In DRC, China Uses Military Aid, Corruption to Protect Mining Interests
Where the Aruwimi River meets the Congo River in the heart of the Democratic Republic of the Congo (DRC), residents of Basoko feel the effects of their country’s growing relationship with Chinese mining operations.
Fisherman Michel Basosila once sold smoked fish upriver in the port town of Kisangani. Today, he sells cassava fufu.
“This has become my only stream of income,” Basosila told Global Press Journal. “Today, I sell cassava fufu because fish have become too rare and too expensive, and I don’t make any profit.”

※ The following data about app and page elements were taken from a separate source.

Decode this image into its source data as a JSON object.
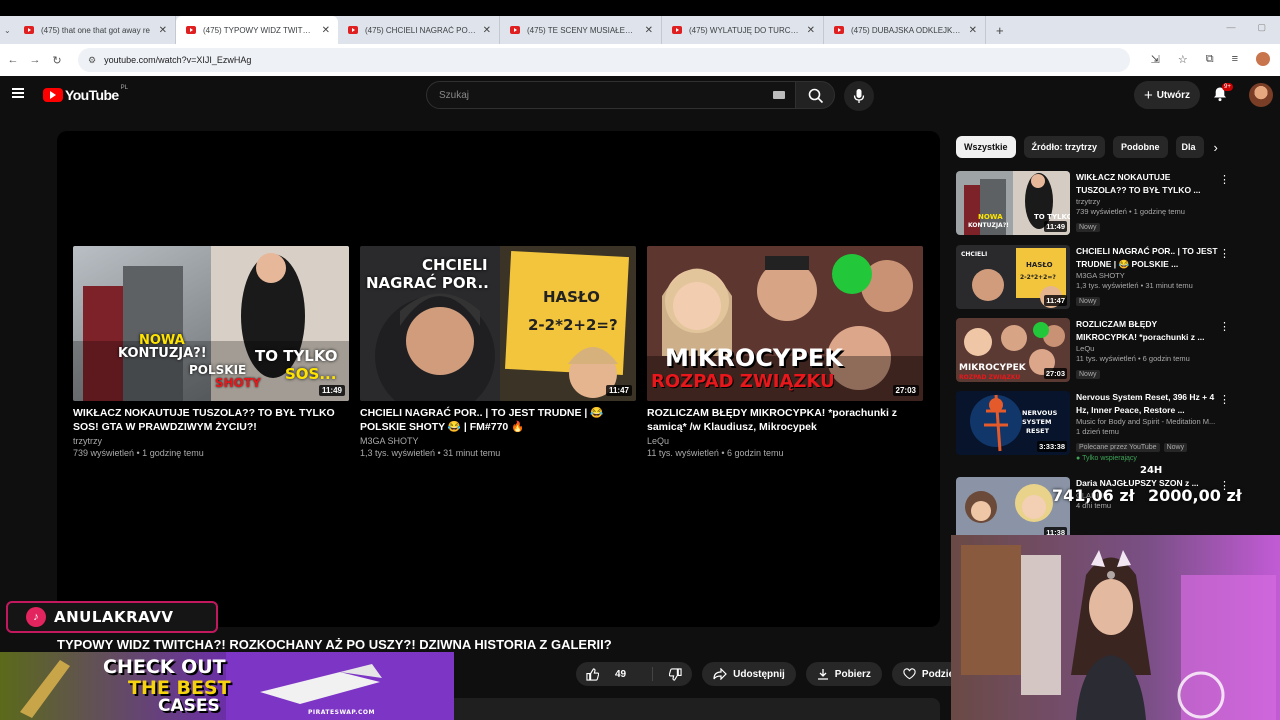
{
  "browser": {
    "tabs": [
      {
        "title": "(475) that one that got away re"
      },
      {
        "title": "(475) TYPOWY WIDZ TWITCHA"
      },
      {
        "title": "(475) CHCIELI NAGRAĆ POR.. |"
      },
      {
        "title": "(475) TE SCENY MUSIAŁEM WY"
      },
      {
        "title": "(475) WYLATUJĘ DO TURCJI - Y"
      },
      {
        "title": "(475) DUBAJSKA ODKLEJKA WI"
      }
    ],
    "url": "youtube.com/watch?v=XIJI_EzwHAg"
  },
  "youtube": {
    "logo_word": "YouTube",
    "logo_country": "PL",
    "search_placeholder": "Szukaj",
    "create_label": "Utwórz",
    "notif_count": "9+"
  },
  "endscreen": [
    {
      "title": "WIKŁACZ NOKAUTUJE TUSZOLA?? TO BYŁ TYLKO SOS! GTA W PRAWDZIWYM ŻYCIU?!",
      "channel": "trzytrzy",
      "meta": "739 wyświetleń • 1 godzinę temu",
      "duration": "11:49",
      "overlay": {
        "l1": "NOWA",
        "l2": "KONTUZJA?!",
        "l3": "POLSKIE",
        "l4": "SHOTY",
        "l5": "TO TYLKO",
        "l6": "SOS..."
      }
    },
    {
      "title": "CHCIELI NAGRAĆ POR.. | TO JEST TRUDNE | 😂 POLSKIE SHOTY 😂 | FM#770 🔥",
      "channel": "M3GA SHOTY",
      "meta": "1,3 tys. wyświetleń • 31 minut temu",
      "duration": "11:47",
      "overlay": {
        "l1": "CHCIELI",
        "l2": "NAGRAĆ POR..",
        "l3": "HASŁO",
        "l4": "2-2*2+2=?"
      }
    },
    {
      "title": "ROZLICZAM BŁĘDY MIKROCYPKA! *porachunki z samicą* /w Klaudiusz, Mikrocypek",
      "channel": "LeQu",
      "meta": "11 tys. wyświetleń • 6 godzin temu",
      "duration": "27:03",
      "overlay": {
        "l1": "MIKROCYPEK",
        "l2": "ROZPAD ZWIĄZKU"
      }
    }
  ],
  "video": {
    "title": "TYPOWY WIDZ TWITCHA?! ROZKOCHANY AŻ PO USZY?! DZIWNA HISTORIA Z GALERII?",
    "likes": "49",
    "share": "Udostępnij",
    "download": "Pobierz",
    "thanks": "Podziękuj"
  },
  "sidebar": {
    "chips": [
      "Wszystkie",
      "Źródło: trzytrzy",
      "Podobne",
      "Dla"
    ],
    "items": [
      {
        "title": "WIKŁACZ NOKAUTUJE TUSZOLA?? TO BYŁ TYLKO ...",
        "channel": "trzytrzy",
        "meta": "739 wyświetleń • 1 godzinę temu",
        "badge": "Nowy",
        "duration": "11:49"
      },
      {
        "title": "CHCIELI NAGRAĆ POR.. | TO JEST TRUDNE | 😂 POLSKIE ...",
        "channel": "M3GA SHOTY",
        "meta": "1,3 tys. wyświetleń • 31 minut temu",
        "badge": "Nowy",
        "duration": "11:47"
      },
      {
        "title": "ROZLICZAM BŁĘDY MIKROCYPKA! *porachunki z ...",
        "channel": "LeQu",
        "meta": "11 tys. wyświetleń • 6 godzin temu",
        "badge": "Nowy",
        "duration": "27:03"
      },
      {
        "title": "Nervous System Reset, 396 Hz + 4 Hz, Inner Peace, Restore ...",
        "channel": "Music for Body and Spirit - Meditation M...",
        "meta": "1 dzień temu",
        "badge": "Nowy",
        "promoted": "Polecane przez YouTube",
        "member": "Tylko wspierający",
        "duration": "3:33:38"
      },
      {
        "title": "Daria NAJGŁUPSZY SZON z ...",
        "channel": "GLADIUS",
        "meta": "4 dni temu",
        "duration": "11:38"
      }
    ]
  },
  "stream": {
    "goal_tag": "24H",
    "goal_current": "741,06 zł",
    "goal_target": "2000,00 zł",
    "tiktok_name": "ANULAKRAVV",
    "promo_line1": "CHECK OUT",
    "promo_line2": "THE BEST",
    "promo_line3": "CASES",
    "promo_site": "PIRATESWAP.COM"
  },
  "colors": {
    "yt_red": "#ff0000",
    "bg": "#0f0f0f",
    "pill": "#272727",
    "tiktok_border": "#c2195e"
  }
}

Over the last decade, China has dramatically increased its presence in the DRC, a major source of cobalt and other metals used in smartphones, electric vehicles and other products that use rechargeable batteries. Along the way, China has also pledged greater support for the DRC’s military as a way to protect its investment in the country against illegal miners and resident protests.
The DRC produces 71% of the world’s cobalt. Chinese companies own 15 of the 19 mines extracting that resource. About 80% of the DRC’s cobalt goes to China for processing.
China’s expansion in the DRC has paved the way for government corruption and growing conflicts between mine operators and residents of the regions where they operate.
“One of the biggest deals in the history of the Democratic Republic of the Congo is also one of the dirtiest,” J.R. Mailey, director of investigations at The Sentry investigative and policy organization, wrote in “The Backchannel,” a report on China’s mining operations in the DRC.
As they mined billions of dollars in minerals in the DRC, Chinese companies also pumped as much as $55 million into the pockets of the family of the DRC’s then-President Joseph Kabila through a Gabonese bank owned by his brother, according to The Sentry.
In their report, analysts wrote: “Put differently, a generational investment in the DRC’s potential, one meant to help heal the wounds from decades of mismanagement and successive wars, in fact served another purpose all too prevalent in the world’s resource-dependent economies: lining the pockets of the powerful with the wealth buried beneath the impoverished population’s feet.”
As it has expanded in the DRC, China has provided training to the DRC’s military and pledged to provide even more. China’s offer of military assistance to the DRC comes at a time when residents are growing frustrated with Chinese mining companies’ behavior.
In 2019, the military deployed soldiers to keep illegal miners out of the Tenke Fungurume mine owned by China Molybdenum Ltd. At the time, a military spokesman said the deployment was ordered “because the company contributes to the economy of this country.”
Human rights groups say such deployments run the risk of creating human rights violations and further antagonizing residents, who, like those in Basoko, already find their livelihoods and health threatened by the mines.
A 2021 study by Congolese researchers Jean De Dieu Mangambu Mokoso, Asimbo Bondoo Norbert and Ekele Mbenga Robert argues that plans to open new mining operations along the Aruwimi will create more air pollution, deforestation and flooding.
The government of current President Felix Tshisekedi has made progress toward transparency in the mining sector but needs to do more to publish contracts and revenues, according to anti-corruption organization the Extractive Industries Transparency Initiative.
In February, the government said it had appointed a special administrator for six months to run a Chinese-owned mine because of a dispute with the mine’s minority owner. By June, mine operators said nothing there had changed.
China continues to expand its support for the DRC’s military. Doing so helps China guarantee the uninterrupted flow of cobalt, copper and other valuable minerals. It also builds relationships with the DRC’s military leaders, potentially shutting out other nations, according to Robert Bociaga, writing in The Diplomat.
While a select few military and civilian leaders may benefit from their relationship with Chinese mining companies, residents along the Aruwimi and other rivers feel the pain.
“This river is a source of revenue for me and my family, but for the past two years, I haven’t been able to catch,” fisherman Charles Baima told Global Press Journal. “Life has become too hard for me.”